More about the bill: The original version of the USA FREEDOM Act was designed to bring new levels of transparency to the Foreign Intelligence Surveillance Court (also known as the FISA court), introduce a special advocate to champion civil liberties in the FISA court, and impose new statutory limits on mass surveillance by the NSA across multiple surveillance statutes. However, the bill was a floor, not a ceiling; more needed to be done to ensure the bill effectively reined in the NSA and would not be susceptible to aggressive legal arguments in the FISA court or elsewhere.

Voting for the Sensenbrenner-Massie-Lofgren Amendment to Department of Defense Appropriations Act, 2015

Amdt 935 to H.R. 4870 Department of Defense Appropriations Act, 2015
An amendment to prohibit use of funds by an officer or employee of the United States to query a collection of foreign intelligence information acquired under the Foreign Intelligence Surveillance Act using a United States person identifier except in specified instances.
Points: +3
Justification: This amendment did not attempt to stop mass surveillance and thus is not enough, by itself, to get an A. However, it is an important amendment that closes loopholes in the law that the NSA is exploiting to invade users' privacy.

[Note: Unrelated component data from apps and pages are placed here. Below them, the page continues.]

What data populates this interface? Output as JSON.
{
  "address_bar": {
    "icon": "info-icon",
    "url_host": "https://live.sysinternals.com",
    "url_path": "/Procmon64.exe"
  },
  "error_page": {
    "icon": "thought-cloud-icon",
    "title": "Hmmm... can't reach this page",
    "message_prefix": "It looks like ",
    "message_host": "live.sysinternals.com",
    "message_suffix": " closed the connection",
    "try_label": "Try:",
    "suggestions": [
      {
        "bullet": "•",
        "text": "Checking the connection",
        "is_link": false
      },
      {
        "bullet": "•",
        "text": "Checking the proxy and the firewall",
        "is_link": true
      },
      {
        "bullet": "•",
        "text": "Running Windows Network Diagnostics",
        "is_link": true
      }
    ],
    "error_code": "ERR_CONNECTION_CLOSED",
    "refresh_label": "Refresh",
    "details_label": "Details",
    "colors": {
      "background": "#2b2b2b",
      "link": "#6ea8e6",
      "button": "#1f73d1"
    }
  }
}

More about the Amendment: The Sensenbrenner-Massie-Lofgren amendment, which passed the House (293-123) on June 19, 2014, prohibits the use of funding for backdoor searches of Americans' communications. It also prohibits the use of funding for the NSA to mandate or request that private companies and organizations add backdoors to the encryption standards that are meant to keep you safe on the web.

Voting for the Version of the USA FREEDOM Act that passed the House

H.R.3361 (EH, or "Engrossed in House")
Roll call: http://clerk.house.gov/evs/2014/roll230.xml
Points: -2
Justification: While originally a strong bill, it was watered down substantially before it passed the House. Many of the original cosponsors actually voted against the bill when it was brought for a final vote; however the passage of this bill gives the Senate an opportunity to take up reform. Thus, representatives are penalized only 3 points for voting for it, not 4. Please note that H.R. 3361 (EH) is the final version of the original USA FREEDOM Act that was modified after passing the House Judiciary Committee and before coming to the House floor for a final vote.

More about the bill: The original version of the USA FREEDOM Act was designed to rein in the NSA; however, the bill was amended heavily before it reached the Floor of the House for a vote. In its final version, core definitions in the bill were changed to continue a potential for the mass collection of records. The final version also removed many transparency requirements and strong FISA court reform that appeared in the original USA FREEDOM Act.

Co-Sponsoring FISA Transparency and Modernization Act

H.R. 4291
Points: -4
Justification: This bill is designed to entrench mass surveillance while promising modest transparency fixes. It’s a bill written by the House Intelligence Committee, which has historically defended the NSA's surveillance programs, and is often called a "fake fix" to NSA reform.

More about the bill: The FISA Transparency and Modernization Act seeks to codify the NSA's bulk collection of calling records, while also expanding the surveillance powers of the NSA. Worse, various provisions would codify a host of possible collection, retention, and searching procedures, including orders for production of records issued without any judicial approval.

Privacy Policy (credit: Stand Against Spying coalition)